┏━━

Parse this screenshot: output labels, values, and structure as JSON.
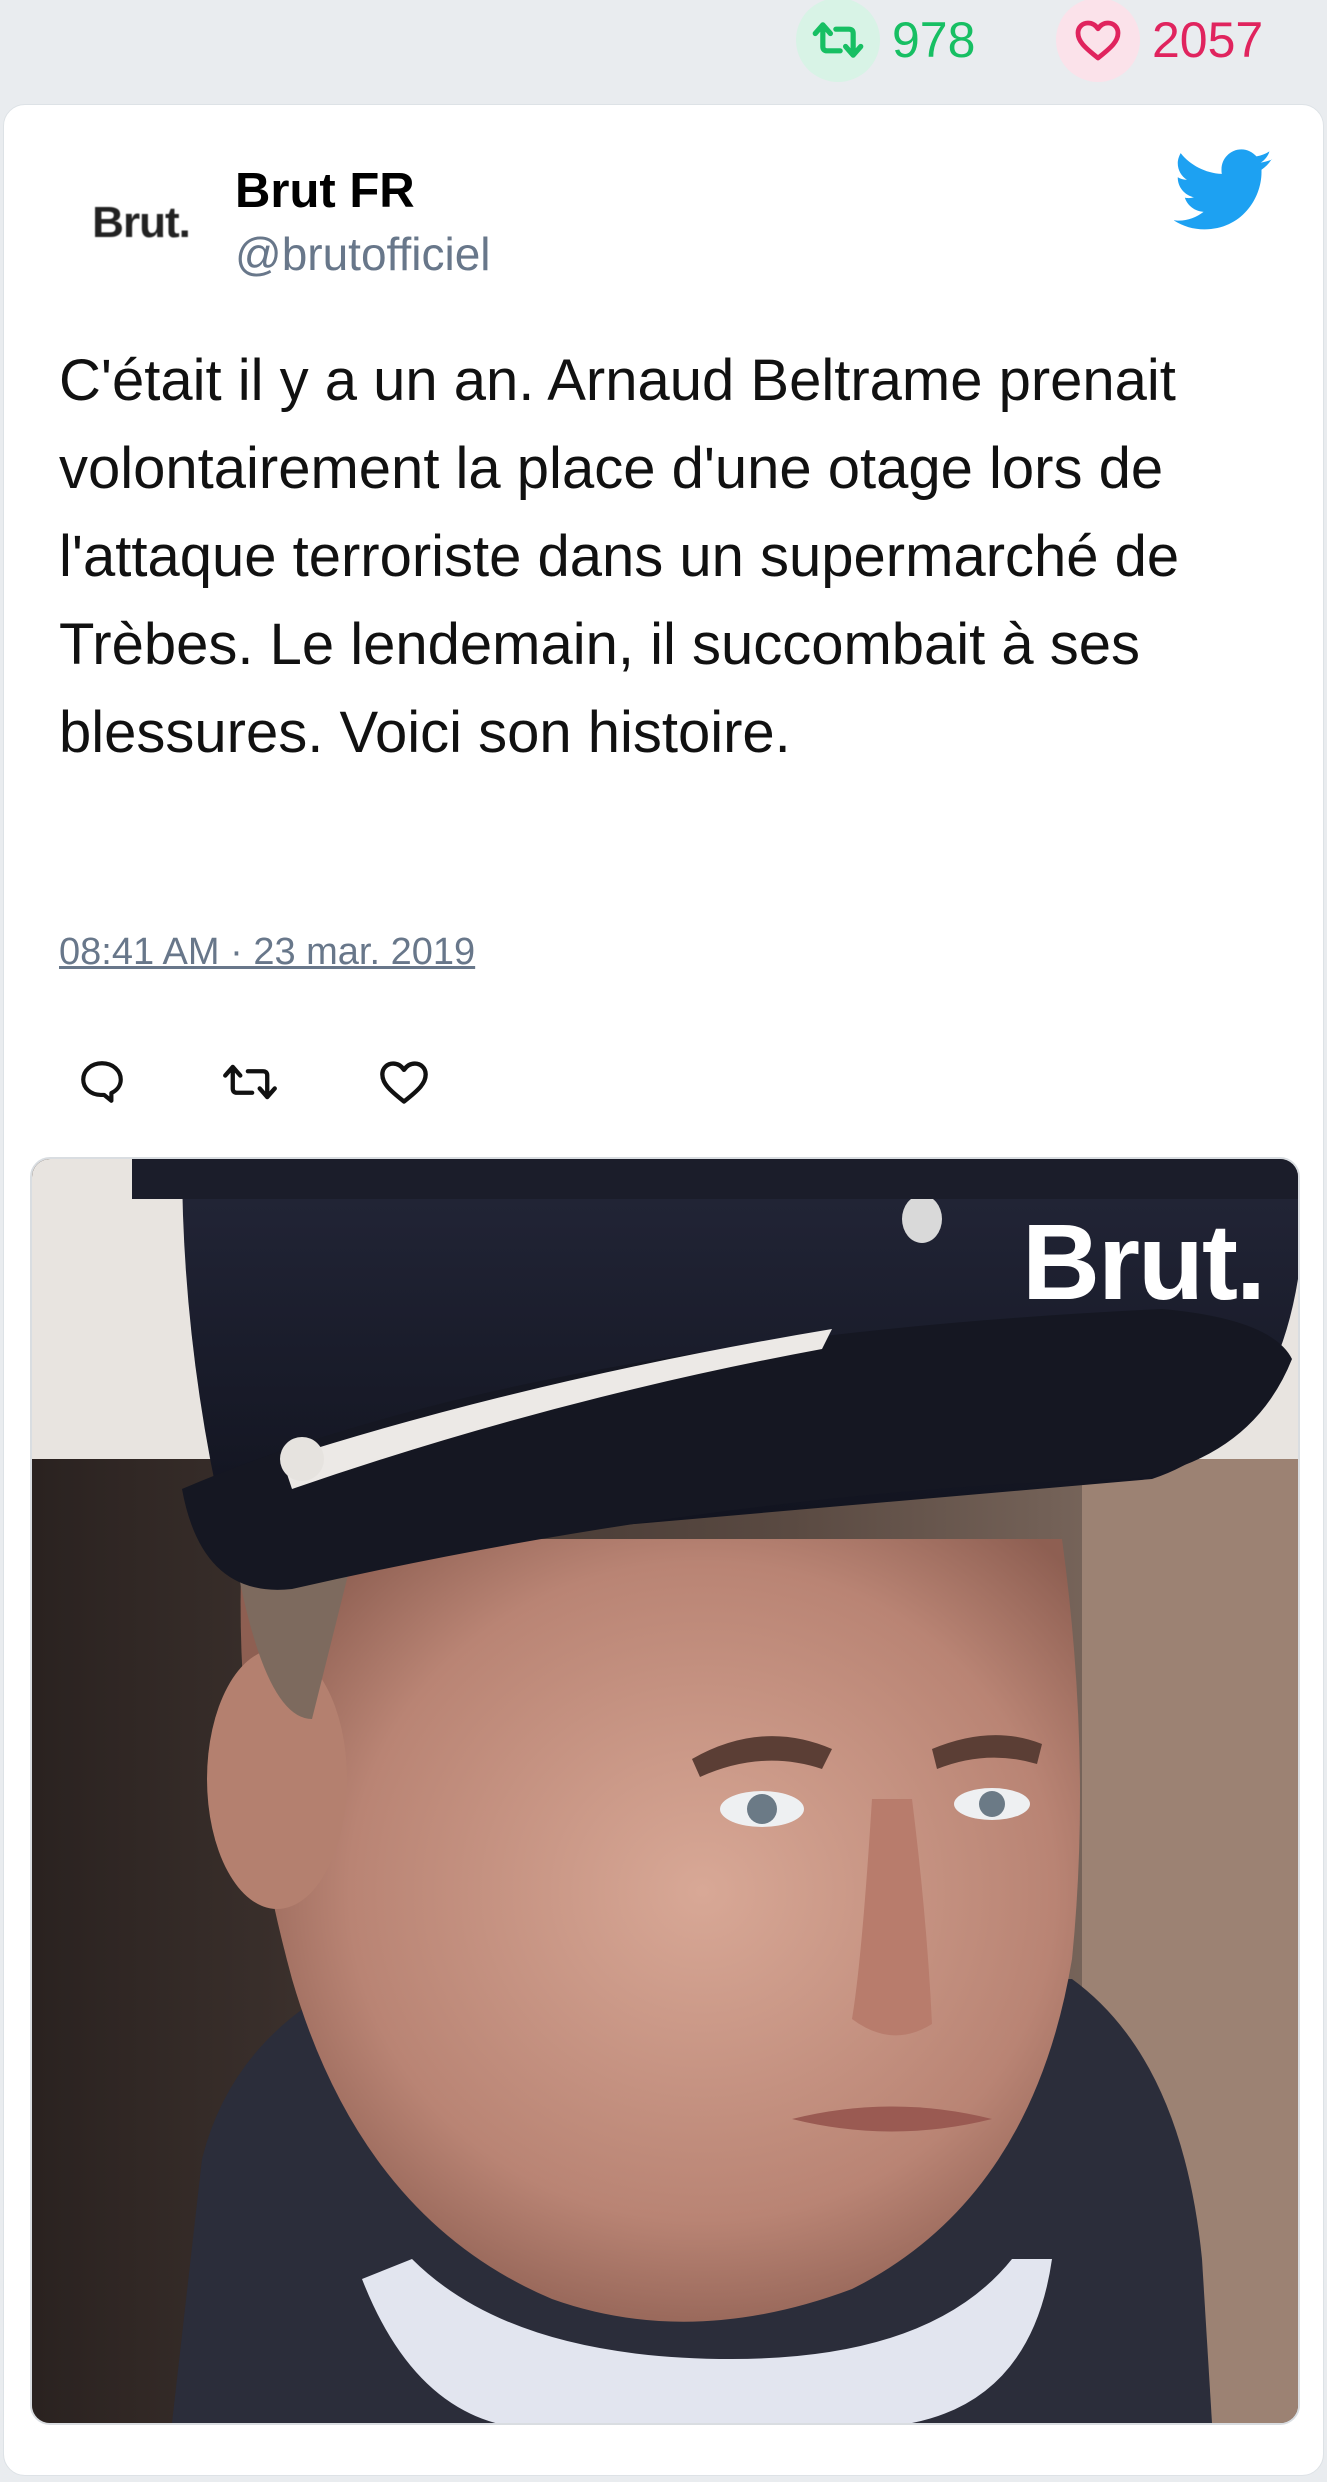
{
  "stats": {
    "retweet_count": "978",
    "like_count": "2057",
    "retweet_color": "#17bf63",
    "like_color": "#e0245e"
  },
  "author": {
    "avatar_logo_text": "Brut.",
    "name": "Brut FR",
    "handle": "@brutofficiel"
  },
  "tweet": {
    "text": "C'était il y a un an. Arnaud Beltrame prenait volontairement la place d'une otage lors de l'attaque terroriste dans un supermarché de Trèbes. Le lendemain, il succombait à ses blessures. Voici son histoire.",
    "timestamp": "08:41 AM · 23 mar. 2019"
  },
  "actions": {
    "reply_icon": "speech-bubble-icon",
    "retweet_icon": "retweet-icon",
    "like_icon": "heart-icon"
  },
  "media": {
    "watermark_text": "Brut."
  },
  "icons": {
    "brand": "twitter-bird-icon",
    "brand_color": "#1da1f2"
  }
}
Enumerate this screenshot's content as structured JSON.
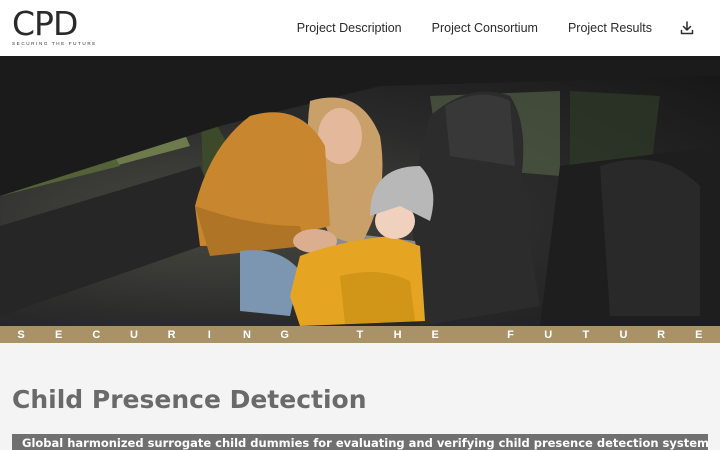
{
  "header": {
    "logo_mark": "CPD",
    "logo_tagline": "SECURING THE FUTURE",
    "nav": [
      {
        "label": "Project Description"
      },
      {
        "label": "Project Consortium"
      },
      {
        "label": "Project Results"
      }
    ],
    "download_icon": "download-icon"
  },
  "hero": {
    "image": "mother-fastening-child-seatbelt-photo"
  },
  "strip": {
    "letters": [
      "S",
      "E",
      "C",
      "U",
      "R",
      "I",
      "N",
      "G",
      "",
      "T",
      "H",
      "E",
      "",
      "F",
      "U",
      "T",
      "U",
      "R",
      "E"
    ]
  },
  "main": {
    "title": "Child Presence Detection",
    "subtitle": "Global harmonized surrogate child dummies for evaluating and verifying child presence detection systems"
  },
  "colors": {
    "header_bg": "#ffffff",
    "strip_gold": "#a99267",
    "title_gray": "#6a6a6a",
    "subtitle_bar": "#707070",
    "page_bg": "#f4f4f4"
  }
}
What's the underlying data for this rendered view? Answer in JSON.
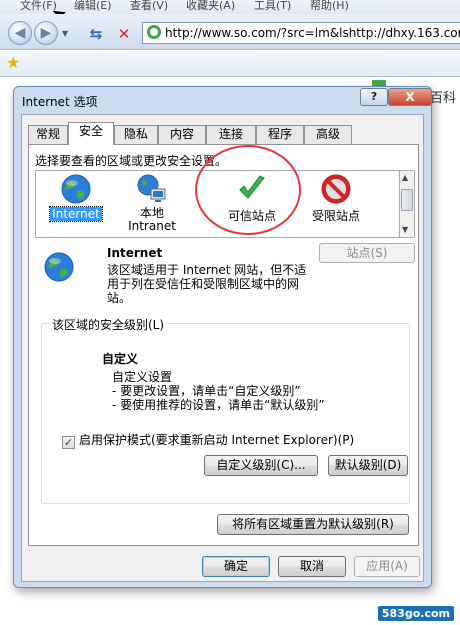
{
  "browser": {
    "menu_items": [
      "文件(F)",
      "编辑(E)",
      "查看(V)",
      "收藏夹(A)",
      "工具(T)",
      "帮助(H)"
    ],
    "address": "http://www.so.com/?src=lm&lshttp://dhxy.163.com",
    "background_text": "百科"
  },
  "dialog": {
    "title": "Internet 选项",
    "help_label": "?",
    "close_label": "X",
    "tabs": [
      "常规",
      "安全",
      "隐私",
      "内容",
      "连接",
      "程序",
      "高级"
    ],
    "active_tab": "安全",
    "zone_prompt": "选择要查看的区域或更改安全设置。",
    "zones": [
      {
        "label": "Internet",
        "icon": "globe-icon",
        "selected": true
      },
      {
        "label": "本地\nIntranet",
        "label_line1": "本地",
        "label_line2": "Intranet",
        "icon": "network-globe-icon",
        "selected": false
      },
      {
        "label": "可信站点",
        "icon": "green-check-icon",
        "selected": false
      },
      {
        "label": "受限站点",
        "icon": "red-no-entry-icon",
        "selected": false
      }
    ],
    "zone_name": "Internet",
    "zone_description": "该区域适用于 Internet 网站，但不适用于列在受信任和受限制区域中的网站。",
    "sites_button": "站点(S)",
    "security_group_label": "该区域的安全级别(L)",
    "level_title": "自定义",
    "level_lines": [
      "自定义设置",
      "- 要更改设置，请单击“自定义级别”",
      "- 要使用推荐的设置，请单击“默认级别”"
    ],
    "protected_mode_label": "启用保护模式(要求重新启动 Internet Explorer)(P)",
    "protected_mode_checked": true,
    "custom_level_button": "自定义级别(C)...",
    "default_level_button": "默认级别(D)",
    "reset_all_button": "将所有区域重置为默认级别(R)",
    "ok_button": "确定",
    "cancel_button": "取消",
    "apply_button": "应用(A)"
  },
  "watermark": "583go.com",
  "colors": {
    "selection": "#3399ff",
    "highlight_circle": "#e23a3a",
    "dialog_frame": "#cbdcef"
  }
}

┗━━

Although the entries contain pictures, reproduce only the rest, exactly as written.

Parse this screenshot: output labels, values, and structure as JSON.
{
  "stats": {
    "retweet_count": "978",
    "like_count": "2057",
    "retweet_color": "#17bf63",
    "like_color": "#e0245e"
  },
  "author": {
    "avatar_logo_text": "Brut.",
    "name": "Brut FR",
    "handle": "@brutofficiel"
  },
  "tweet": {
    "text": "C'était il y a un an. Arnaud Beltrame prenait volontairement la place d'une otage lors de l'attaque terroriste dans un supermarché de Trèbes. Le lendemain, il succombait à ses blessures. Voici son histoire.",
    "timestamp": "08:41 AM · 23 mar. 2019"
  },
  "actions": {
    "reply_icon": "speech-bubble-icon",
    "retweet_icon": "retweet-icon",
    "like_icon": "heart-icon"
  },
  "media": {
    "watermark_text": "Brut."
  },
  "icons": {
    "brand": "twitter-bird-icon",
    "brand_color": "#1da1f2"
  }
}
Enumerate this screenshot's content as structured JSON.
{
  "header": {
    "logo_mark": "CPD",
    "logo_tagline": "SECURING THE FUTURE",
    "nav": [
      {
        "label": "Project Description"
      },
      {
        "label": "Project Consortium"
      },
      {
        "label": "Project Results"
      }
    ],
    "download_icon": "download-icon"
  },
  "hero": {
    "image": "mother-fastening-child-seatbelt-photo"
  },
  "strip": {
    "letters": [
      "S",
      "E",
      "C",
      "U",
      "R",
      "I",
      "N",
      "G",
      "",
      "T",
      "H",
      "E",
      "",
      "F",
      "U",
      "T",
      "U",
      "R",
      "E"
    ]
  },
  "main": {
    "title": "Child Presence Detection",
    "subtitle": "Global harmonized surrogate child dummies for evaluating and verifying child presence detection systems"
  },
  "colors": {
    "header_bg": "#ffffff",
    "strip_gold": "#a99267",
    "title_gray": "#6a6a6a",
    "subtitle_bar": "#707070",
    "page_bg": "#f4f4f4"
  }
}
What's the underlying data for this rendered view? Answer in JSON.
{
  "browser": {
    "menu_items": [
      "文件(F)",
      "编辑(E)",
      "查看(V)",
      "收藏夹(A)",
      "工具(T)",
      "帮助(H)"
    ],
    "address": "http://www.so.com/?src=lm&lshttp://dhxy.163.com",
    "background_text": "百科"
  },
  "dialog": {
    "title": "Internet 选项",
    "help_label": "?",
    "close_label": "X",
    "tabs": [
      "常规",
      "安全",
      "隐私",
      "内容",
      "连接",
      "程序",
      "高级"
    ],
    "active_tab": "安全",
    "zone_prompt": "选择要查看的区域或更改安全设置。",
    "zones": [
      {
        "label": "Internet",
        "icon": "globe-icon",
        "selected": true
      },
      {
        "label": "本地\nIntranet",
        "label_line1": "本地",
        "label_line2": "Intranet",
        "icon": "network-globe-icon",
        "selected": false
      },
      {
        "label": "可信站点",
        "icon": "green-check-icon",
        "selected": false
      },
      {
        "label": "受限站点",
        "icon": "red-no-entry-icon",
        "selected": false
      }
    ],
    "zone_name": "Internet",
    "zone_description": "该区域适用于 Internet 网站，但不适用于列在受信任和受限制区域中的网站。",
    "sites_button": "站点(S)",
    "security_group_label": "该区域的安全级别(L)",
    "level_title": "自定义",
    "level_lines": [
      "自定义设置",
      "- 要更改设置，请单击“自定义级别”",
      "- 要使用推荐的设置，请单击“默认级别”"
    ],
    "protected_mode_label": "启用保护模式(要求重新启动 Internet Explorer)(P)",
    "protected_mode_checked": true,
    "custom_level_button": "自定义级别(C)...",
    "default_level_button": "默认级别(D)",
    "reset_all_button": "将所有区域重置为默认级别(R)",
    "ok_button": "确定",
    "cancel_button": "取消",
    "apply_button": "应用(A)"
  },
  "watermark": "583go.com",
  "colors": {
    "selection": "#3399ff",
    "highlight_circle": "#e23a3a",
    "dialog_frame": "#cbdcef"
  }
}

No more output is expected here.